Treatment patterns were also assessed, revealing that most patients (91.5%) received treatment within their first year of diagnosis and most (76.3%) received bortezomib alone or a bortezomib-containing regimen as first-line treatment. Within 1 year of starting treatment, 38.2% of patients moved to second-line treatment, and within 2 years of starting treatment, about half (51.4%) moved to second-line treatment.

The median overall survival (OS) was 5.2 years (95% CI, 4.3 – 6.1 years) for the population overall and 6.5 years (95% CI, 4.9 – 8.1 years) for cases who received bortizomib in the first-line setting. A multivariate analysis showed that first-line treatment regimen was not significantly associated with OS.

According to a multivariate analysis, OS did significantly improve over time, with cases living longer if they started first-line treatment between 2012 and 2015 compared with between 2009 and 2011.

“The results of this real-world analysis in a large heterogeneous population demonstrate MM incidence and survival rates that are in line with the literature, together with a significant improvement in overall survival over time,” the study authors wrote.

Disclosure: The study was funded by Janssen Israel, J-C Health Care Ltd, which was involved in the study design and writing of the journal article.

Reference

  1. Weil C, Gelerstein S, Sharman Moser S, et al. Real-world epidemiology, treatment patterns and survival of multiple myeloma patients in a large nationwide health plan [August 23, 2019]. Leuk Res. doi: 10.1016/j.leukres.2019.106219

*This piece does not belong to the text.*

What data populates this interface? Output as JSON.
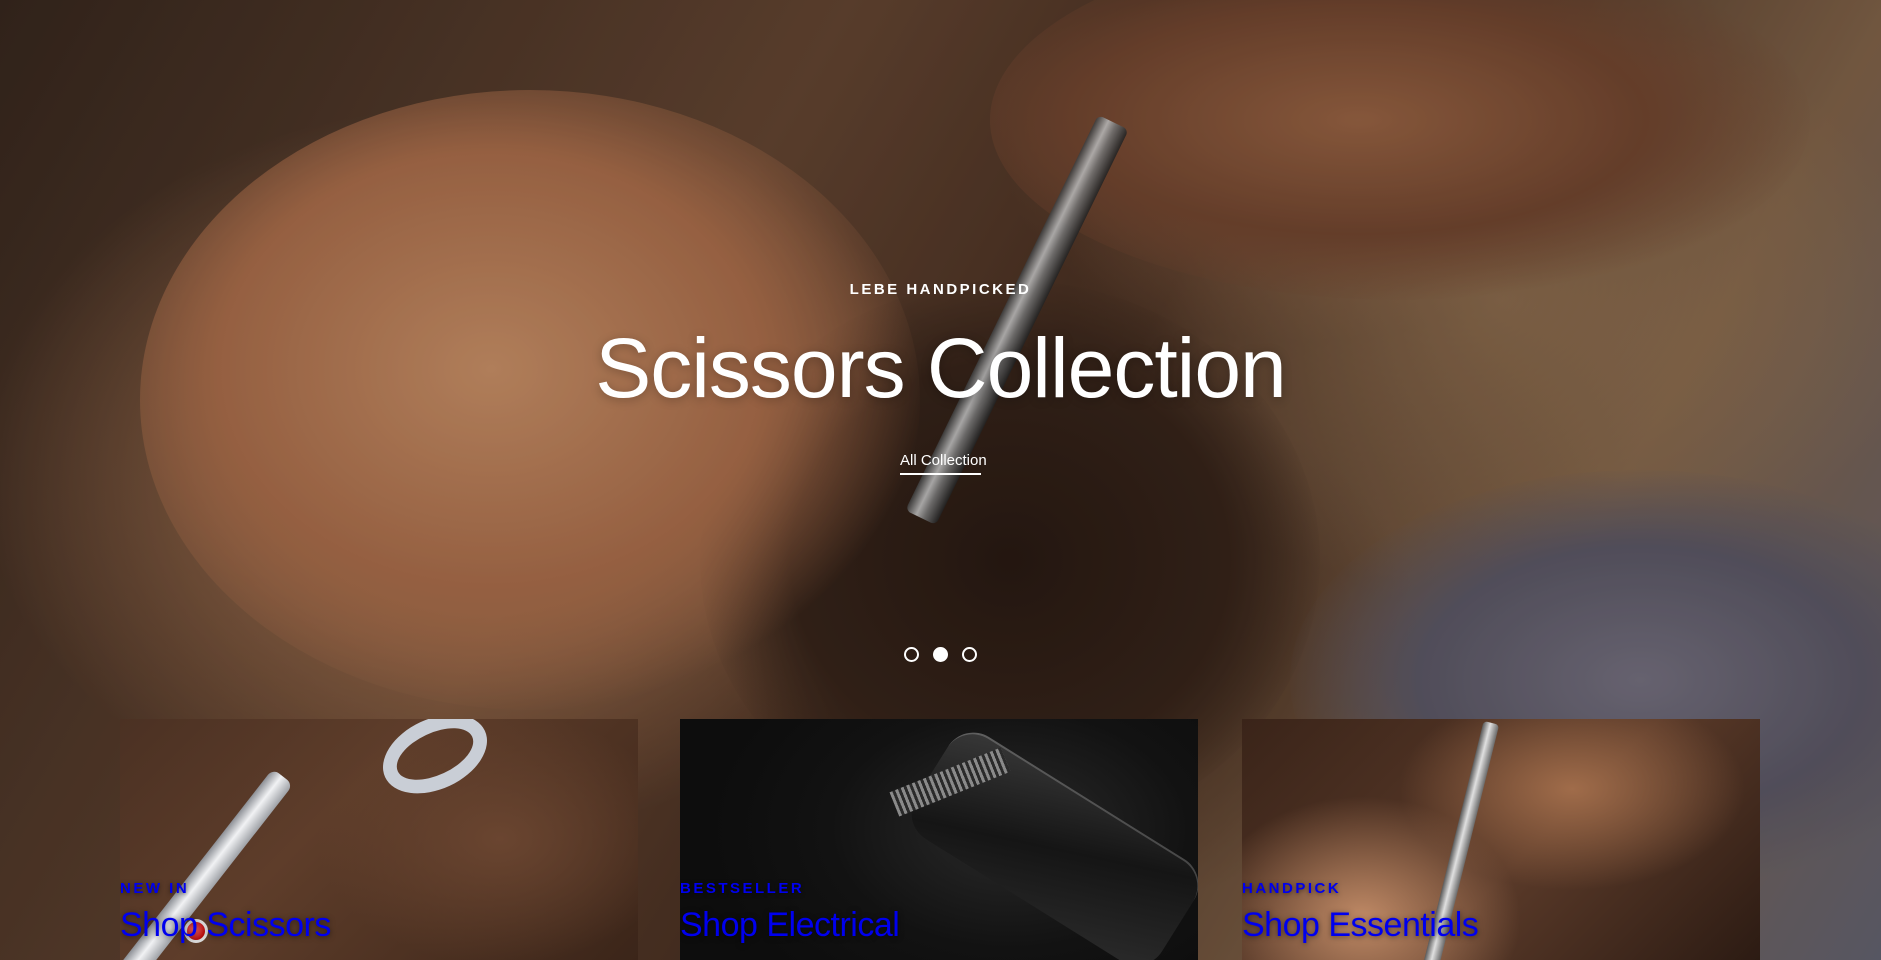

This article originally appeared on Cancer Therapy Advisor